----- Exercise input -----

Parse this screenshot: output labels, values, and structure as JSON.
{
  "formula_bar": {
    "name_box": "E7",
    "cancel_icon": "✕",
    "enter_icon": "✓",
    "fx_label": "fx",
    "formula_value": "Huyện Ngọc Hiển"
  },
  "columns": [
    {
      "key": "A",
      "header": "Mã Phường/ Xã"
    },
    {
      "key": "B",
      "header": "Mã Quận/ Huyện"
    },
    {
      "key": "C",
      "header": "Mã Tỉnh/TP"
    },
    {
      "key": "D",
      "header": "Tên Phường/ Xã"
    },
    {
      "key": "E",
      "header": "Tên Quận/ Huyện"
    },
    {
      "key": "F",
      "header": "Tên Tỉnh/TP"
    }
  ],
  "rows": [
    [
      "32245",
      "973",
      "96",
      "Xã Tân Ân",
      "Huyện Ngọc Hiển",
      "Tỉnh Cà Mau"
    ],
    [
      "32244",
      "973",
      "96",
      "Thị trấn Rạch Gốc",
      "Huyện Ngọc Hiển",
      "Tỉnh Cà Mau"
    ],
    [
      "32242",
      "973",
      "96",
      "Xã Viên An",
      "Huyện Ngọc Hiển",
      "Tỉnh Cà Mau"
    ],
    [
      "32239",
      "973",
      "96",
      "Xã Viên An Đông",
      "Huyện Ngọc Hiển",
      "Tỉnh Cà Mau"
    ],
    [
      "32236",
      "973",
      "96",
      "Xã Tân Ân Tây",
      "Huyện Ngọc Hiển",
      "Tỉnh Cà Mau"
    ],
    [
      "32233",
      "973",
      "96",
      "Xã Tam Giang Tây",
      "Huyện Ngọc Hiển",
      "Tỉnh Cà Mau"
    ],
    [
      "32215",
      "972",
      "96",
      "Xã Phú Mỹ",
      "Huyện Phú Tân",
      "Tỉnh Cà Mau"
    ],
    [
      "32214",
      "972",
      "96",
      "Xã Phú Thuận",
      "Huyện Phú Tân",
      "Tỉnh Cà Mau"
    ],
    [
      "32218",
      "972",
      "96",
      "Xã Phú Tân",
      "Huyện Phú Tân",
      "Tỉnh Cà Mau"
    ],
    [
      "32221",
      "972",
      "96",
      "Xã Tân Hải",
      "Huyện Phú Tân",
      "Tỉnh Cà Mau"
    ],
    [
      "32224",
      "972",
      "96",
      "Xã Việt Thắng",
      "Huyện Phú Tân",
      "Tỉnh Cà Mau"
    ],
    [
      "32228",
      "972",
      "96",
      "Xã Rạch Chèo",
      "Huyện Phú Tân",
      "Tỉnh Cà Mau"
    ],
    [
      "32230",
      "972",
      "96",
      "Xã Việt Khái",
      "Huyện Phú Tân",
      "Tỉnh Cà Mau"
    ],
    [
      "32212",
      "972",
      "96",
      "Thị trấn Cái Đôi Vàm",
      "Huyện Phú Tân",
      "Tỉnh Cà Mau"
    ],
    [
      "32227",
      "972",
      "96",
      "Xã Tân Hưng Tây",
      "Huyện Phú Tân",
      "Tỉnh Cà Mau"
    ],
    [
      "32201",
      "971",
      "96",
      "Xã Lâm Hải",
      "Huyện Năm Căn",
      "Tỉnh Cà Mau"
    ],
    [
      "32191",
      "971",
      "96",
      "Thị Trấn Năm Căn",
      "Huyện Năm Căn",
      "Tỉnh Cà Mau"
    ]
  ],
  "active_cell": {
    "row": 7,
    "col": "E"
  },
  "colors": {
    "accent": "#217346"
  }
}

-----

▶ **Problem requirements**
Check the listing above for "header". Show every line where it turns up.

▶ **Solution to this task**
      "header": "Mã Phường/ Xã"
      "header": "Mã Quận/ Huyện"
      "header": "Mã Tỉnh/TP"
      "header": "Tên Phường/ Xã"
      "header": "Tên Quận/ Huyện"
      "header": "Tên Tỉnh/TP"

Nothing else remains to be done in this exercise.